Fresh off her recent exhibition at Participant Inc., I met Glynn in late August at her home studio in Greenpoint. While the pressures of validating her identity and processing environmental threats both weigh heavily on her, she’s quick to giggle and incredibly generous. That night she drove me home in a car she bought off Craigslist.
When I returned later in the week for the accompanying photoshoot, Glynn had thrown out her back a day earlier. …
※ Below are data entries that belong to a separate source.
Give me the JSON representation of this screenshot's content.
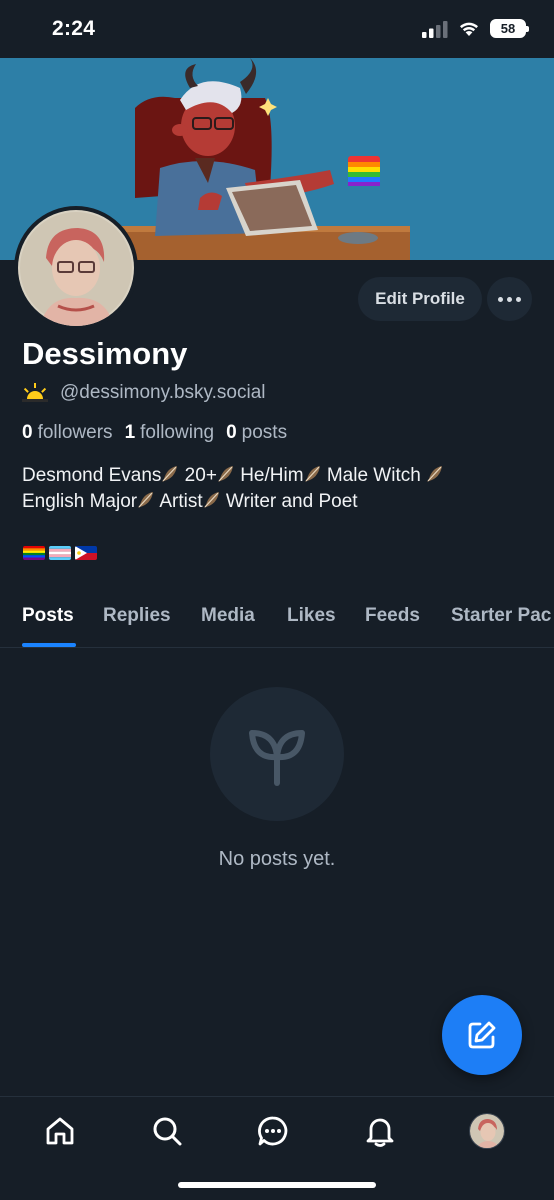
{
  "status_bar": {
    "time": "2:24",
    "battery": "58"
  },
  "profile": {
    "display_name": "Dessimony",
    "handle_icon": "sunrise-emoji",
    "handle": "@dessimony.bsky.social",
    "stats": {
      "followers_count": "0",
      "followers_label": "followers",
      "following_count": "1",
      "following_label": "following",
      "posts_count": "0",
      "posts_label": "posts"
    },
    "bio_segments": [
      "Desmond Evans",
      " 20+",
      " He/Him",
      " Male Witch ",
      "English Major",
      " Artist",
      " Writer and Poet"
    ],
    "bio_icon": "feather-emoji",
    "flags": [
      "rainbow-pride-flag",
      "transgender-flag",
      "philippines-flag"
    ],
    "edit_profile_label": "Edit Profile"
  },
  "tabs": [
    {
      "label": "Posts",
      "active": true
    },
    {
      "label": "Replies",
      "active": false
    },
    {
      "label": "Media",
      "active": false
    },
    {
      "label": "Likes",
      "active": false
    },
    {
      "label": "Feeds",
      "active": false
    },
    {
      "label": "Starter Pac",
      "active": false
    }
  ],
  "empty_state": {
    "icon": "sprout-icon",
    "message": "No posts yet."
  },
  "compose": {
    "icon": "compose-icon"
  },
  "bottom_nav": [
    {
      "name": "home",
      "icon": "home-icon"
    },
    {
      "name": "search",
      "icon": "search-icon"
    },
    {
      "name": "chat",
      "icon": "chat-icon"
    },
    {
      "name": "notifications",
      "icon": "bell-icon"
    },
    {
      "name": "profile",
      "icon": "avatar"
    }
  ],
  "colors": {
    "background": "#161e27",
    "surface": "#1e2935",
    "accent": "#1d7ef6",
    "banner": "#2d7fa7",
    "muted_text": "#aeb8c4"
  }
}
Institute 193 features artists from the Southeastern United States, celebrating creatives from the ‘fly-over’ areas and the unique richness of their production. Their latest exhibition presents a grouping of paintings by Aaron Michael Skolnick, born and raised in Kentucky, and recently relocated in Hudson, New York. Before his move, he spent years taking care of his late husband, who was taken by complications related to the diagnosis of ALS. Their life together changed under the terms of the illness — looming frustration, selfless patience, and a delicate intimacy became their reality. The abundance of paintings he made during this period reflect this state of being, serving as a kinky film score, a gentle love song, and a requiem all at once. Two years have passed and Skolnick has moved into a new chapter in Hudson, painting more recent lovers with a fresh intensity but without forgetting his harrowing and tender memories.
The paintings are mainly articulated in pastel hues; strokes and smudges are turned into smart details. His compositions are focused on scruffy bodies in repose, with seldom a background apart from a soft pillow. Sex acts become gestures of affection rather than carnal transactions, erotic but contemplative. Time is slowed down in the painted scenes, turned into a distant dream of golden light and soul connection. Apart from the portraits, Skolnick also paints still lives: bedside vases of flowers. The age-old trope of cut flowers is framed by the context of the other sensual paintings, a symbol for inevitable decay and fading beauty that must be enjoyed in the moment or memorialized in art. …